The possibility of parasite invasion by the host is due to a combination of many accidents. The infection of a human with parasitic worms is a consequence of a number of conditions, which, together, contribute to the embryo's attainment of a parasite in the egg of the invading state. Such conditions for eggs of worms include: the nature of the environment, in particular the soil on which eggs of some worms, its moisture, the degree of illumination or shading of eggs, the duration of their stay in the external environment and the displacement that they may be subjected to here have fallen with excrement. With all this, the egg will only give a new parasite when it enters the host's gastrointestinal canal, the conditions in which will favor the development of parasites in it. For parasites developing with intermediate hosts, this chain of conditions is even more complicated. For example, Fasciola hepatica must consistently pass through the following habitats: water, freshwater molluscs, again water, wet meadow and the organism of the final host (usually cattle). For parasites, there is little chance of successfully passing through all obstacles and making a full cycle of life. This is the unfavorable side of parasitism for parasites from a biological point of view.

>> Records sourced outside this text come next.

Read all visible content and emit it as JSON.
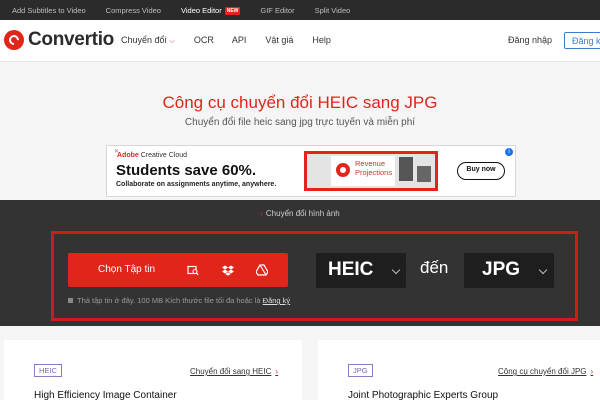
{
  "topbar": {
    "items": [
      {
        "label": "Add Subtitles to Video"
      },
      {
        "label": "Compress Video"
      },
      {
        "label": "Video Editor",
        "badge": "NEW"
      },
      {
        "label": "GIF Editor"
      },
      {
        "label": "Split Video"
      }
    ]
  },
  "header": {
    "logo_text": "Convertio",
    "nav": [
      {
        "label": "Chuyển đổi",
        "has_dropdown": true,
        "icon": "chevron-down-icon"
      },
      {
        "label": "OCR"
      },
      {
        "label": "API"
      },
      {
        "label": "Vật giá"
      },
      {
        "label": "Help"
      }
    ],
    "login_label": "Đăng nhập",
    "signup_label": "Đăng ký"
  },
  "hero": {
    "title": "Công cụ chuyển đổi HEIC sang JPG",
    "subtitle": "Chuyển đổi file heic sang jpg trực tuyến và miễn phí"
  },
  "ad": {
    "brand_adobe": "Adobe",
    "brand_product": "Creative Cloud",
    "headline": "Students save 60%.",
    "copy": "Collaborate on assignments anytime, anywhere.",
    "image_text": "Revenue Projections",
    "button_label": "Buy now",
    "info_icon": "info-icon",
    "close_icon": "close-icon"
  },
  "converter": {
    "breadcrumb": "Chuyển đổi hình ảnh",
    "choose_label": "Chọn Tập tin",
    "upload_icons": [
      "folder-search-icon",
      "dropbox-icon",
      "google-drive-icon"
    ],
    "from_format": "HEIC",
    "to_word": "đến",
    "to_format": "JPG",
    "hint_text": "Thả tập tin ở đây. 100 MB Kích thước file tối đa hoặc là",
    "hint_link": "Đăng ký"
  },
  "cards": [
    {
      "tag": "HEIC",
      "link": "Chuyển đổi sang HEIC",
      "title": "High Efficiency Image Container"
    },
    {
      "tag": "JPG",
      "link": "Công cụ chuyển đổi JPG",
      "title": "Joint Photographic Experts Group"
    }
  ],
  "colors": {
    "accent_red": "#e1251b",
    "dark_panel": "#333333",
    "format_box": "#1e1e1e",
    "link_blue": "#3d7cc9"
  }
}
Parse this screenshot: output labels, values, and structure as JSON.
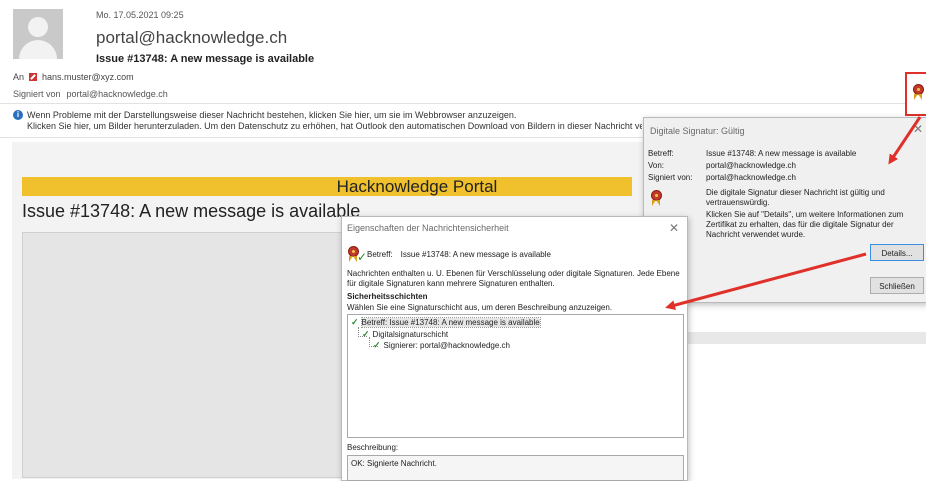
{
  "email": {
    "date": "Mo. 17.05.2021 09:25",
    "from": "portal@hacknowledge.ch",
    "subject": "Issue #13748: A new message is available",
    "to_label": "An",
    "to_address": "hans.muster@xyz.com",
    "signed_label": "Signiert von",
    "signed_by": "portal@hacknowledge.ch",
    "info_line1": "Wenn Probleme mit der Darstellungsweise dieser Nachricht bestehen, klicken Sie hier, um sie im Webbrowser anzuzeigen.",
    "info_line2": "Klicken Sie hier, um Bilder herunterzuladen. Um den Datenschutz zu erhöhen, hat Outlook den automatischen Download von Bildern in dieser Nachricht verhindert."
  },
  "body": {
    "portal_title": "Hacknowledge Portal",
    "issue_title": "Issue #13748: A new message is available"
  },
  "signature_dialog": {
    "title": "Digitale Signatur: Gültig",
    "betreff_label": "Betreff:",
    "betreff_value": "Issue #13748: A new message is available",
    "von_label": "Von:",
    "von_value": "portal@hacknowledge.ch",
    "signiert_label": "Signiert von:",
    "signiert_value": "portal@hacknowledge.ch",
    "status_text": "Die digitale Signatur dieser Nachricht ist gültig und vertrauenswürdig.",
    "details_hint": "Klicken Sie auf \"Details\", um weitere Informationen zum Zertifikat zu erhalten, das für die digitale Signatur der Nachricht verwendet wurde.",
    "details_button": "Details...",
    "close_button": "Schließen"
  },
  "properties_dialog": {
    "title": "Eigenschaften der Nachrichtensicherheit",
    "betreff_label": "Betreff:",
    "betreff_value": "Issue #13748: A new message is available",
    "description": "Nachrichten enthalten u. U. Ebenen für Verschlüsselung oder digitale Signaturen. Jede Ebene für digitale Signaturen kann mehrere Signaturen enthalten.",
    "layers_heading": "Sicherheitsschichten",
    "layers_hint": "Wählen Sie eine Signaturschicht aus, um deren Beschreibung anzuzeigen.",
    "tree": [
      "Betreff: Issue #13748: A new message is available",
      "Digitalsignaturschicht",
      "Signierer: portal@hacknowledge.ch"
    ],
    "desc_label": "Beschreibung:",
    "desc_value": "OK: Signierte Nachricht."
  },
  "icons": {
    "avatar": "user-avatar-icon",
    "info": "info-icon",
    "signature": "award-ribbon-icon",
    "check": "checkmark-icon",
    "close": "close-icon"
  },
  "colors": {
    "portal_bar": "#f0c12d",
    "highlight": "#e0302a",
    "check": "#2d8a2d",
    "info": "#2a6ebd"
  }
}
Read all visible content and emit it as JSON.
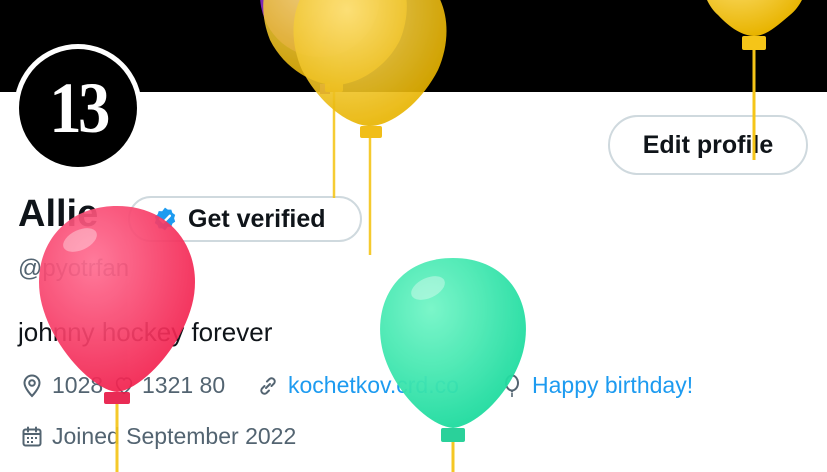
{
  "profile": {
    "avatar_text": "13",
    "name": "Allie",
    "verify_label": "Get verified",
    "handle": "@pyotrfan",
    "bio": "johnny hockey forever",
    "location": "1028",
    "link_text": "kochetkov.crd.co",
    "birthday": "Happy birthday!",
    "joined": "Joined September 2022"
  },
  "actions": {
    "edit_profile_label": "Edit profile"
  },
  "extra": {
    "numbers": "1321 80"
  },
  "colors": {
    "accent": "#1d9bf0",
    "secondary_text": "#536471",
    "balloon_gold": "#f5c518",
    "balloon_purple": "#8b2fc9",
    "balloon_red": "#f5336b",
    "balloon_green": "#2ee8a8"
  },
  "icons": {
    "location": "location-pin-icon",
    "link": "link-icon",
    "birthday": "balloon-icon",
    "calendar": "calendar-icon",
    "verified": "verified-badge-icon",
    "heart": "heart-outline-icon"
  }
}
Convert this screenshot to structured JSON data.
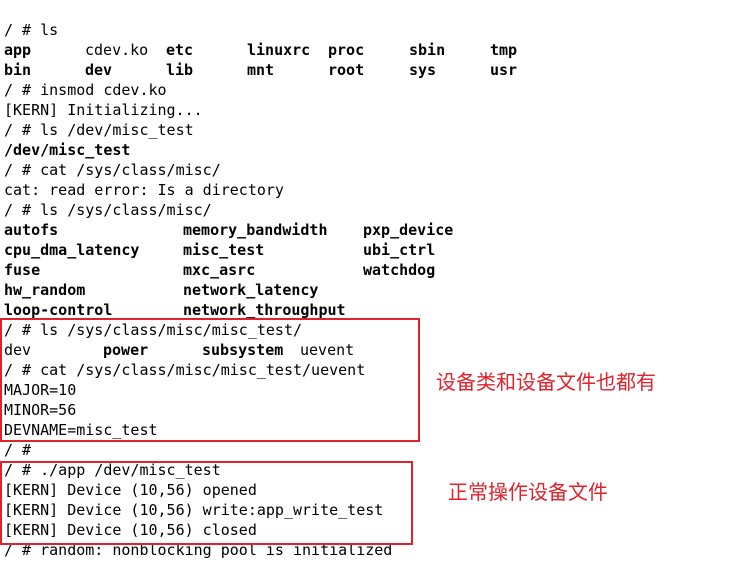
{
  "terminal": {
    "l01": "/ # ls",
    "ls_root": [
      "app",
      "cdev.ko",
      "etc",
      "linuxrc",
      "proc",
      "sbin",
      "tmp",
      "bin",
      "dev",
      "lib",
      "mnt",
      "root",
      "sys",
      "usr"
    ],
    "l04": "/ # insmod cdev.ko",
    "l05": "[KERN] Initializing...",
    "l06": "/ # ls /dev/misc_test",
    "l07": "/dev/misc_test",
    "l08": "/ # cat /sys/class/misc/",
    "l09": "cat: read error: Is a directory",
    "l10": "/ # ls /sys/class/misc/",
    "misc_list": [
      "autofs",
      "memory_bandwidth",
      "pxp_device",
      "cpu_dma_latency",
      "misc_test",
      "ubi_ctrl",
      "fuse",
      "mxc_asrc",
      "watchdog",
      "hw_random",
      "network_latency",
      "loop-control",
      "network_throughput"
    ],
    "l16": "/ # ls /sys/class/misc/misc_test/",
    "misc_test_list": [
      "dev",
      "power",
      "subsystem",
      "uevent"
    ],
    "l18": "/ # cat /sys/class/misc/misc_test/uevent",
    "l19": "MAJOR=10",
    "l20": "MINOR=56",
    "l21": "DEVNAME=misc_test",
    "l22": "/ #",
    "l23": "/ # ./app /dev/misc_test",
    "l24": "[KERN] Device (10,56) opened",
    "l25": "[KERN] Device (10,56) write:app_write_test",
    "l26": "[KERN] Device (10,56) closed",
    "l27": "/ # random: nonblocking pool is initialized"
  },
  "annotations": {
    "note1": "设备类和设备文件也都有",
    "note2": "正常操作设备文件"
  },
  "colors": {
    "highlight": "#e0222b",
    "text": "#000000",
    "background": "#ffffff"
  }
}
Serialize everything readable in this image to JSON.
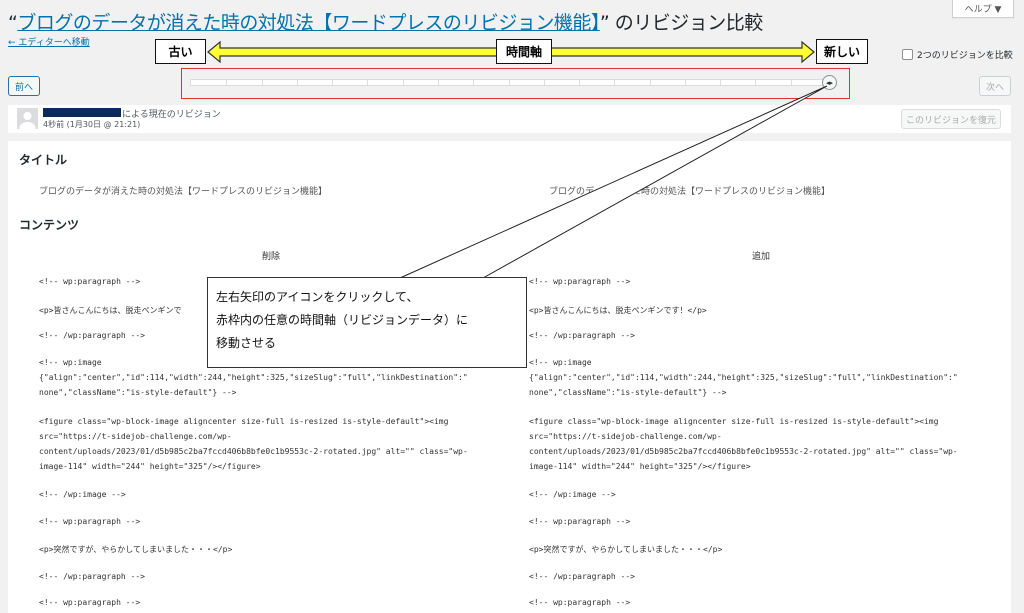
{
  "header": {
    "quote_open": "“",
    "post_title": "ブログのデータが消えた時の対処法【ワードプレスのリビジョン機能】",
    "title_suffix": "” のリビジョン比較",
    "back_link": "← エディターへ移動",
    "help_label": "ヘルプ ▼",
    "compare_label": "2つのリビジョンを比較"
  },
  "timeline": {
    "old_label": "古い",
    "axis_label": "時間軸",
    "new_label": "新しい",
    "prev_label": "前へ",
    "next_label": "次へ",
    "handle_glyph": "◂▸",
    "position": 1.0
  },
  "revision": {
    "author_suffix": "による現在のリビジョン",
    "time": "4秒前 (1月30日 @ 21:21)",
    "restore_label": "このリビジョンを復元"
  },
  "diff": {
    "title_heading": "タイトル",
    "title_left": "ブログのデータが消えた時の対処法【ワードプレスのリビジョン機能】",
    "title_right": "ブログのデ",
    "title_right_tail": "た時の対処法【ワードプレスのリビジョン機能】",
    "content_heading": "コンテンツ",
    "removed_label": "削除",
    "added_label": "追加",
    "left_lines": [
      "<!-- wp:paragraph -->",
      "<p>皆さんこんにちは、脱走ペンギンで",
      "<!-- /wp:paragraph -->",
      "<!-- wp:image\n{\"align\":\"center\",\"id\":114,\"width\":244,\"height\":325,\"sizeSlug\":\"full\",\"linkDestination\":\"\nnone\",\"className\":\"is-style-default\"} -->",
      "<figure class=\"wp-block-image aligncenter size-full is-resized is-style-default\"><img\nsrc=\"https://t-sidejob-challenge.com/wp-\ncontent/uploads/2023/01/d5b985c2ba7fccd406b8bfe0c1b9553c-2-rotated.jpg\" alt=\"\" class=\"wp-\nimage-114\" width=\"244\" height=\"325\"/></figure>",
      "<!-- /wp:image -->",
      "<!-- wp:paragraph -->",
      "<p>突然ですが、やらかしてしまいました・・・</p>",
      "<!-- /wp:paragraph -->",
      "<!-- wp:paragraph -->"
    ],
    "right_lines": [
      "<!-- wp:paragraph -->",
      "<p>皆さんこんにちは、脱走ペンギンです！</p>",
      "<!-- /wp:paragraph -->",
      "<!-- wp:image\n{\"align\":\"center\",\"id\":114,\"width\":244,\"height\":325,\"sizeSlug\":\"full\",\"linkDestination\":\"\nnone\",\"className\":\"is-style-default\"} -->",
      "<figure class=\"wp-block-image aligncenter size-full is-resized is-style-default\"><img\nsrc=\"https://t-sidejob-challenge.com/wp-\ncontent/uploads/2023/01/d5b985c2ba7fccd406b8bfe0c1b9553c-2-rotated.jpg\" alt=\"\" class=\"wp-\nimage-114\" width=\"244\" height=\"325\"/></figure>",
      "<!-- /wp:image -->",
      "<!-- wp:paragraph -->",
      "<p>突然ですが、やらかしてしまいました・・・</p>",
      "<!-- /wp:paragraph -->",
      "<!-- wp:paragraph -->"
    ]
  },
  "callout": {
    "line1": "左右矢印のアイコンをクリックして、",
    "line2": "赤枠内の任意の時間軸（リビジョンデータ）に",
    "line3": "移動させる"
  },
  "colors": {
    "accent": "#0073aa",
    "highlight_frame": "#e0303a",
    "arrow_fill": "#ffff33"
  }
}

Natural selection of parasites developed properties that compensate for the effect of randomness; one of such properties is their exceptional fertility. So, hookworm gives for a day up to 25 000 eggs, and ascarid human - up to 200 000 eggs. One individual of the unarmed man can give about 5 million a day, and a year - up to 440 million eggs. Hence a very strong development in the parasites of the reproductive organs, along with what happens the reduction of "unnecessary" for the parasite organs.

The importance of parasites as pests of human health, domestic and commercial animals and as factors regulating the number of wild animals is very high. In conditions of nature and in agriculture, parasites of harmful animals, parasite parasites, secondary parasites and superparasites (or hyperparasites) are of particular importance. In the nucleus Jodamoeba butschlii parasitize Nucleophaga intestinalis, and in the protoplasm Entamoeba coli-Sphaerita sp. The same superparasites are also described in some other intestinal protozoa.

The first prerequisite for the rational treatment of parasitosis should be an accurate diagnosis of parasites. The presence of parasites in the body of the host is indicated by the detection of the parasite itself (balantidium, amoeba, toxoplasm, leishmania, trypanosome, malaria pathogens, worm segments, pinworms) or its eggs, cysts, etc. The organs of parasites (feces, urine, sputum) or host tissue (blood, lymph nodes, muscles, etc.).

Recently, serological and allergic methods of investigation have been increasingly used to diagnose some parasitic diseases: reaction with dye, RSK and cutaneous test for toxoplasmosis, fluorescent antibody response and haemagglutination reaction for malaria and toxoplasmosis, precipitation reaction for some nematodes, Casoni response in echinococcosis and other

To avoid errors in the diagnosis of parasitosis, it is necessary to make a correct zoological determination of the type of parasite according to the characteristics inherent in it. In the diagnosis of parasitic diseases, it should be borne in mind that some other micro- and macroorganisms, cells, etc., which are not parasites, can be, because of some morphological similarity, taken as parasites. These are the so-called pseudoparasites. Such can be in the study of blood platelets, pollen of plants, caught on the preparation during the preparation of a blood smear, algae, which divorced in a jar with water intended for the dilution of paint, etc. Some parasitic organisms may accidentally enter the intestine of one or another a host in which they can not develop. So, for example, oocysts of rabbit coccidia, in that case, when a person ate a liver of an animal infected with these parasites, can appear in his intestines and in feces, and they are easy to detect. These are the so-called transit parasites.

See also Ticks, Mosquitoes, Parasitocenosis, Carriers, Protozoa, Natural foci.